*Assignment*. Write out all of the data again, precisely as it appears.

*Component data from apps and pages*.
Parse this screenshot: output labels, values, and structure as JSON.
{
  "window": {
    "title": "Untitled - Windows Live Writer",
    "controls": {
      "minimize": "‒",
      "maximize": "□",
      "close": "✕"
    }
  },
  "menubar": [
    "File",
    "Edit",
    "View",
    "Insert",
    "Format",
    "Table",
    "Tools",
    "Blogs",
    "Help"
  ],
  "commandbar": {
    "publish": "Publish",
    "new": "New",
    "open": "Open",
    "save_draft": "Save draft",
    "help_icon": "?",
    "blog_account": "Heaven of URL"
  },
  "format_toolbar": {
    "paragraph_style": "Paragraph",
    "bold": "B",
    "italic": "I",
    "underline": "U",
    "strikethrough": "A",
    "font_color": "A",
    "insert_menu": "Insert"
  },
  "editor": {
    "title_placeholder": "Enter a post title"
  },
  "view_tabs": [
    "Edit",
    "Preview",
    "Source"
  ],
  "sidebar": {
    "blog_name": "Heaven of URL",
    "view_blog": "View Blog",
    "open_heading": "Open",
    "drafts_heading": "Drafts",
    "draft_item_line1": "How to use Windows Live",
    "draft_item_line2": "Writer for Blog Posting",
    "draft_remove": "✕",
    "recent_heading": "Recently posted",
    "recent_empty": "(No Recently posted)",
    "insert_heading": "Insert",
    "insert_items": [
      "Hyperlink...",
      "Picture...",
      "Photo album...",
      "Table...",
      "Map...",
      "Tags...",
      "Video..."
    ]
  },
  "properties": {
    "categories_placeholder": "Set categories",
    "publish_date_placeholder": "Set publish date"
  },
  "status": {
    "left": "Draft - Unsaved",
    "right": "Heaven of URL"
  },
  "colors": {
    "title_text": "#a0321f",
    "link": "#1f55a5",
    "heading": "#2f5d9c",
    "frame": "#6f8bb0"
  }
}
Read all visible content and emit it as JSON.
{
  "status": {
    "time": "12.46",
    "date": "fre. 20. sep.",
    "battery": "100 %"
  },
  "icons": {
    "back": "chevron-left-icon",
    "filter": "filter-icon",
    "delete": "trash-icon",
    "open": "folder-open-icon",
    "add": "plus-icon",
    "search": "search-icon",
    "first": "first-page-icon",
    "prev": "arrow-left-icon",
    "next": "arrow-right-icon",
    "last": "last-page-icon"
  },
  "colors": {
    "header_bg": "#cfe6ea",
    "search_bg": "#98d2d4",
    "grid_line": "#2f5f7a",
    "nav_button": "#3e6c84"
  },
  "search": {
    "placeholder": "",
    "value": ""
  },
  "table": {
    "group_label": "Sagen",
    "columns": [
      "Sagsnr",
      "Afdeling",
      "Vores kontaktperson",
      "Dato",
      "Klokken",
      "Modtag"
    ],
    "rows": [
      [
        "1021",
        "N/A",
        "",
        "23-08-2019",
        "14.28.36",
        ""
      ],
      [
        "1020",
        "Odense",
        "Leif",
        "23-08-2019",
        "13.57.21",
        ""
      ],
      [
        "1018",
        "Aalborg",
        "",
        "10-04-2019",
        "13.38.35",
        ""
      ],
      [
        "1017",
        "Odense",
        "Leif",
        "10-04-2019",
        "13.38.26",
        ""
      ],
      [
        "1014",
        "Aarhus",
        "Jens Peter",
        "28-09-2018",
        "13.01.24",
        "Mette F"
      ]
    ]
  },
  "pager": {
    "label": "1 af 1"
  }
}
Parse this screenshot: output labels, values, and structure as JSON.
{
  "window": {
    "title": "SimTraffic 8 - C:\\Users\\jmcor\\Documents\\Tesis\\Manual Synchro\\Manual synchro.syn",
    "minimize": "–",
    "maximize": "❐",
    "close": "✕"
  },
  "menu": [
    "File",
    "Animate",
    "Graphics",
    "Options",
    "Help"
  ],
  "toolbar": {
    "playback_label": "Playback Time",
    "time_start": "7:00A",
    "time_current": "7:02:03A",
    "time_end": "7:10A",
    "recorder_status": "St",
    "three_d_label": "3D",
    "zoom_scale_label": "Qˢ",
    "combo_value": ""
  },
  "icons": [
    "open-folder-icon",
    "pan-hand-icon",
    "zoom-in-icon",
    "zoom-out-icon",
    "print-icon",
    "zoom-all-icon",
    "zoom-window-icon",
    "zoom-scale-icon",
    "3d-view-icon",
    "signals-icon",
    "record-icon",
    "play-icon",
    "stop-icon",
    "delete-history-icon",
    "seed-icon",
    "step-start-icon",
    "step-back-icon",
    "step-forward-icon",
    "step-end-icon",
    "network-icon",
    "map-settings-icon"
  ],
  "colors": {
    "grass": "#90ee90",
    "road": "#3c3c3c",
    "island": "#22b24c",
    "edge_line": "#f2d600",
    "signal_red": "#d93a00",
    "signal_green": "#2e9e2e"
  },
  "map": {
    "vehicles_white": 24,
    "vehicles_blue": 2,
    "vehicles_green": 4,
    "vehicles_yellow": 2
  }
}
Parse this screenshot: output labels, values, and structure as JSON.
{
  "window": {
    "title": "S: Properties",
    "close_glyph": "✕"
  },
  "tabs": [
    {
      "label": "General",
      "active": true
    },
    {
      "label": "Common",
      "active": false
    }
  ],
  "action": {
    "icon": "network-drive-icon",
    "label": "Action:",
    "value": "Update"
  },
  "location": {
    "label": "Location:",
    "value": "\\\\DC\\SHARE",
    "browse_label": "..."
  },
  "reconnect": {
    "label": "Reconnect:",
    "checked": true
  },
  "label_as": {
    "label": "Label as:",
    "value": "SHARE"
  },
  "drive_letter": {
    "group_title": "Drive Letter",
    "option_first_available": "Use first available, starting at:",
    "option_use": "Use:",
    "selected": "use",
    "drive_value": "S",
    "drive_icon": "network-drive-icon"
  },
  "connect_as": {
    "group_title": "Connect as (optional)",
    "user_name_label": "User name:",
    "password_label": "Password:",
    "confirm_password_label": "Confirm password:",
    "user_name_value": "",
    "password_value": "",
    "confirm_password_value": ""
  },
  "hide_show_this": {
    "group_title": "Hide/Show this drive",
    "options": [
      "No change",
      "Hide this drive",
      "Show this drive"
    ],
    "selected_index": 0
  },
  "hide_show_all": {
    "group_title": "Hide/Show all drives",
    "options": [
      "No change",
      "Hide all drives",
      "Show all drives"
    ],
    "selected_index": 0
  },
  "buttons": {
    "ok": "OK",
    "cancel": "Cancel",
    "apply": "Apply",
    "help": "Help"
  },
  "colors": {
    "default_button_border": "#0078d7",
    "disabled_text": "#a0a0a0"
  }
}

*Task result*.
Parse this screenshot: output labels, values, and structure as JSON.
{
  "window": {
    "title": "Untitled - Windows Live Writer",
    "controls": {
      "minimize": "‒",
      "maximize": "□",
      "close": "✕"
    }
  },
  "menubar": [
    "File",
    "Edit",
    "View",
    "Insert",
    "Format",
    "Table",
    "Tools",
    "Blogs",
    "Help"
  ],
  "commandbar": {
    "publish": "Publish",
    "new": "New",
    "open": "Open",
    "save_draft": "Save draft",
    "help_icon": "?",
    "blog_account": "Heaven of URL"
  },
  "format_toolbar": {
    "paragraph_style": "Paragraph",
    "bold": "B",
    "italic": "I",
    "underline": "U",
    "strikethrough": "A",
    "font_color": "A",
    "insert_menu": "Insert"
  },
  "editor": {
    "title_placeholder": "Enter a post title"
  },
  "view_tabs": [
    "Edit",
    "Preview",
    "Source"
  ],
  "sidebar": {
    "blog_name": "Heaven of URL",
    "view_blog": "View Blog",
    "open_heading": "Open",
    "drafts_heading": "Drafts",
    "draft_item_line1": "How to use Windows Live",
    "draft_item_line2": "Writer for Blog Posting",
    "draft_remove": "✕",
    "recent_heading": "Recently posted",
    "recent_empty": "(No Recently posted)",
    "insert_heading": "Insert",
    "insert_items": [
      "Hyperlink...",
      "Picture...",
      "Photo album...",
      "Table...",
      "Map...",
      "Tags...",
      "Video..."
    ]
  },
  "properties": {
    "categories_placeholder": "Set categories",
    "publish_date_placeholder": "Set publish date"
  },
  "status": {
    "left": "Draft - Unsaved",
    "right": "Heaven of URL"
  },
  "colors": {
    "title_text": "#a0321f",
    "link": "#1f55a5",
    "heading": "#2f5d9c",
    "frame": "#6f8bb0"
  }
}
Read all visible content and emit it as JSON.
{
  "status": {
    "time": "12.46",
    "date": "fre. 20. sep.",
    "battery": "100 %"
  },
  "icons": {
    "back": "chevron-left-icon",
    "filter": "filter-icon",
    "delete": "trash-icon",
    "open": "folder-open-icon",
    "add": "plus-icon",
    "search": "search-icon",
    "first": "first-page-icon",
    "prev": "arrow-left-icon",
    "next": "arrow-right-icon",
    "last": "last-page-icon"
  },
  "colors": {
    "header_bg": "#cfe6ea",
    "search_bg": "#98d2d4",
    "grid_line": "#2f5f7a",
    "nav_button": "#3e6c84"
  },
  "search": {
    "placeholder": "",
    "value": ""
  },
  "table": {
    "group_label": "Sagen",
    "columns": [
      "Sagsnr",
      "Afdeling",
      "Vores kontaktperson",
      "Dato",
      "Klokken",
      "Modtag"
    ],
    "rows": [
      [
        "1021",
        "N/A",
        "",
        "23-08-2019",
        "14.28.36",
        ""
      ],
      [
        "1020",
        "Odense",
        "Leif",
        "23-08-2019",
        "13.57.21",
        ""
      ],
      [
        "1018",
        "Aalborg",
        "",
        "10-04-2019",
        "13.38.35",
        ""
      ],
      [
        "1017",
        "Odense",
        "Leif",
        "10-04-2019",
        "13.38.26",
        ""
      ],
      [
        "1014",
        "Aarhus",
        "Jens Peter",
        "28-09-2018",
        "13.01.24",
        "Mette F"
      ]
    ]
  },
  "pager": {
    "label": "1 af 1"
  }
}
Parse this screenshot: output labels, values, and structure as JSON.
{
  "window": {
    "title": "SimTraffic 8 - C:\\Users\\jmcor\\Documents\\Tesis\\Manual Synchro\\Manual synchro.syn",
    "minimize": "–",
    "maximize": "❐",
    "close": "✕"
  },
  "menu": [
    "File",
    "Animate",
    "Graphics",
    "Options",
    "Help"
  ],
  "toolbar": {
    "playback_label": "Playback Time",
    "time_start": "7:00A",
    "time_current": "7:02:03A",
    "time_end": "7:10A",
    "recorder_status": "St",
    "three_d_label": "3D",
    "zoom_scale_label": "Qˢ",
    "combo_value": ""
  },
  "icons": [
    "open-folder-icon",
    "pan-hand-icon",
    "zoom-in-icon",
    "zoom-out-icon",
    "print-icon",
    "zoom-all-icon",
    "zoom-window-icon",
    "zoom-scale-icon",
    "3d-view-icon",
    "signals-icon",
    "record-icon",
    "play-icon",
    "stop-icon",
    "delete-history-icon",
    "seed-icon",
    "step-start-icon",
    "step-back-icon",
    "step-forward-icon",
    "step-end-icon",
    "network-icon",
    "map-settings-icon"
  ],
  "colors": {
    "grass": "#90ee90",
    "road": "#3c3c3c",
    "island": "#22b24c",
    "edge_line": "#f2d600",
    "signal_red": "#d93a00",
    "signal_green": "#2e9e2e"
  },
  "map": {
    "vehicles_white": 24,
    "vehicles_blue": 2,
    "vehicles_green": 4,
    "vehicles_yellow": 2
  }
}
Parse this screenshot: output labels, values, and structure as JSON.
{
  "window": {
    "title": "S: Properties",
    "close_glyph": "✕"
  },
  "tabs": [
    {
      "label": "General",
      "active": true
    },
    {
      "label": "Common",
      "active": false
    }
  ],
  "action": {
    "icon": "network-drive-icon",
    "label": "Action:",
    "value": "Update"
  },
  "location": {
    "label": "Location:",
    "value": "\\\\DC\\SHARE",
    "browse_label": "..."
  },
  "reconnect": {
    "label": "Reconnect:",
    "checked": true
  },
  "label_as": {
    "label": "Label as:",
    "value": "SHARE"
  },
  "drive_letter": {
    "group_title": "Drive Letter",
    "option_first_available": "Use first available, starting at:",
    "option_use": "Use:",
    "selected": "use",
    "drive_value": "S",
    "drive_icon": "network-drive-icon"
  },
  "connect_as": {
    "group_title": "Connect as (optional)",
    "user_name_label": "User name:",
    "password_label": "Password:",
    "confirm_password_label": "Confirm password:",
    "user_name_value": "",
    "password_value": "",
    "confirm_password_value": ""
  },
  "hide_show_this": {
    "group_title": "Hide/Show this drive",
    "options": [
      "No change",
      "Hide this drive",
      "Show this drive"
    ],
    "selected_index": 0
  },
  "hide_show_all": {
    "group_title": "Hide/Show all drives",
    "options": [
      "No change",
      "Hide all drives",
      "Show all drives"
    ],
    "selected_index": 0
  },
  "buttons": {
    "ok": "OK",
    "cancel": "Cancel",
    "apply": "Apply",
    "help": "Help"
  },
  "colors": {
    "default_button_border": "#0078d7",
    "disabled_text": "#a0a0a0"
  }
}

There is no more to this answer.